What is the Role of Public Schools in Helping Children Succeed in and Out of School?

Study of schools' roles in resolving health and social issues confronting youth

From 1999 to 2000, the National Association of State Boards of Education, Alexandria, Va., studied the roles and responsibilities of public schools in addressing health and related social problems confronting today's children and youth.

Many educators believe that they are compelled to intervene in the health and social environment affecting students, their families, and the community, even as a strong "back-to-basics" reform movement denies any role for schools outside of academics.

Key Results:

  • The National Association of State Boards of Education—which represents state boards of education nationwide—formed a 16-member study group (including 15 members of state boards of education) to conduct the study, which included three formal meetings and the preparation and dissemination of a project report.

    During its first meeting in January 1999, the group discussed the impact of family, community, and social dynamics on child and adolescent development and educational achievement.

    At its second meeting in March 1999, the group explored the budgetary implications of schools' attempts to address these health and social issues, and to develop strategies for building partnerships needed to form a common understanding and vision for the schools.

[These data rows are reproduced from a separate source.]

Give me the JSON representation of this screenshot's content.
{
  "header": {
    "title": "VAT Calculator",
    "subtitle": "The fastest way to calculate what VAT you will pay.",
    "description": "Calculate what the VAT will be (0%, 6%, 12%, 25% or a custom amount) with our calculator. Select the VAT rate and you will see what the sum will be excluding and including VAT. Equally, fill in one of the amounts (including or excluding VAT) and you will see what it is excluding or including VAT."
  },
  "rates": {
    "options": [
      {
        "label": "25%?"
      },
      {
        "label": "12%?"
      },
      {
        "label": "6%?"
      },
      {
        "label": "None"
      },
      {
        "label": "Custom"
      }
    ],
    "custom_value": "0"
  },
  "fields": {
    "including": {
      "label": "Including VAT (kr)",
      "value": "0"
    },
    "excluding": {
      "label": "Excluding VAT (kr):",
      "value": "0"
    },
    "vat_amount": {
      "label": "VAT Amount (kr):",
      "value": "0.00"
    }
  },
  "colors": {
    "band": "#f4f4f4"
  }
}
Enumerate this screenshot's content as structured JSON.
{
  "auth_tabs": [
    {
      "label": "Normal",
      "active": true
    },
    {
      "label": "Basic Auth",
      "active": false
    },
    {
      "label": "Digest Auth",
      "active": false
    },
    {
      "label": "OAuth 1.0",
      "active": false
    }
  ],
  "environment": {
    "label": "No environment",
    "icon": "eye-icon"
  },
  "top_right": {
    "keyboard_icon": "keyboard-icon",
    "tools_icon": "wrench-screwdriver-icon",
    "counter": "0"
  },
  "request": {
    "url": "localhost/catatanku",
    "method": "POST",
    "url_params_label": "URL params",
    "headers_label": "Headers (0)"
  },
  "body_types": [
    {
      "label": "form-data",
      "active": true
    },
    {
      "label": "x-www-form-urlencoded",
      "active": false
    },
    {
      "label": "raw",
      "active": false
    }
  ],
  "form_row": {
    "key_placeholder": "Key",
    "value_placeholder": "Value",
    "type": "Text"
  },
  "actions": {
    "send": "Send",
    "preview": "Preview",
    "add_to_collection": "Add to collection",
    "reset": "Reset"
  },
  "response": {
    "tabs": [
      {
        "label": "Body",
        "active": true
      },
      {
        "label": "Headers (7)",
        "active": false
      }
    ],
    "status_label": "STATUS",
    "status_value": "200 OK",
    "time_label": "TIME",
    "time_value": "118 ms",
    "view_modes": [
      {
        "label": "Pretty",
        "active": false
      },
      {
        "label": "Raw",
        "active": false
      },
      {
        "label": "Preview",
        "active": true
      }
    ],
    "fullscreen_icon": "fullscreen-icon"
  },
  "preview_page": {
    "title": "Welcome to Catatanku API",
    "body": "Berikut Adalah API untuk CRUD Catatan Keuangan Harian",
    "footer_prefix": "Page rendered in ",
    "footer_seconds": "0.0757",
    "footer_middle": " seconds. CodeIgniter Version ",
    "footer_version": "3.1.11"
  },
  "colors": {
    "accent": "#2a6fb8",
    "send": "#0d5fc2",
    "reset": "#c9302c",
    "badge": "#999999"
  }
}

    At its third meeting in June 1999, the group drafted recommendations on the role of state boards of education in promoting school attention to health and other social issues affecting students. At each meeting, the group heard presentations from a number of educators, practitioners, and researchers.
  • In its final report, entitled The Future Is Now: Addressing Social Issues in Schools of the 21st Century, the study group concluded that:
    • Schools have an important role to play in addressing the needs of students by helping them succeed academically and by supporting the growth that will enable them to lead successful, productive adult lives. The question is not whether schools should address nonacademic barriers to learning, but instead, what can schools do both alone and with others to support learning?
  • The group recommended that state boards of education:
    • Set standards for creating positive school environments that foster academic achievement and support the development of children and youth.
    • Take a leadership role in creating a shared vision and sense of responsibility with others for helping children and youth to succeed academically in school and to become productive members of society.
    • Work collaboratively with other policymakers in the development and implementation of early childhood and prekindergarten programs.
    • Work with schools and others to combine and coordinate resources across agencies and public/private sectors in support of children's success.
  • As of November 2000, the National Association of State Boards of Education had distributed or sold approximately 1,300 copies of the report, including 750 copies to members of state boards of education and 100 to state departments of education across the country.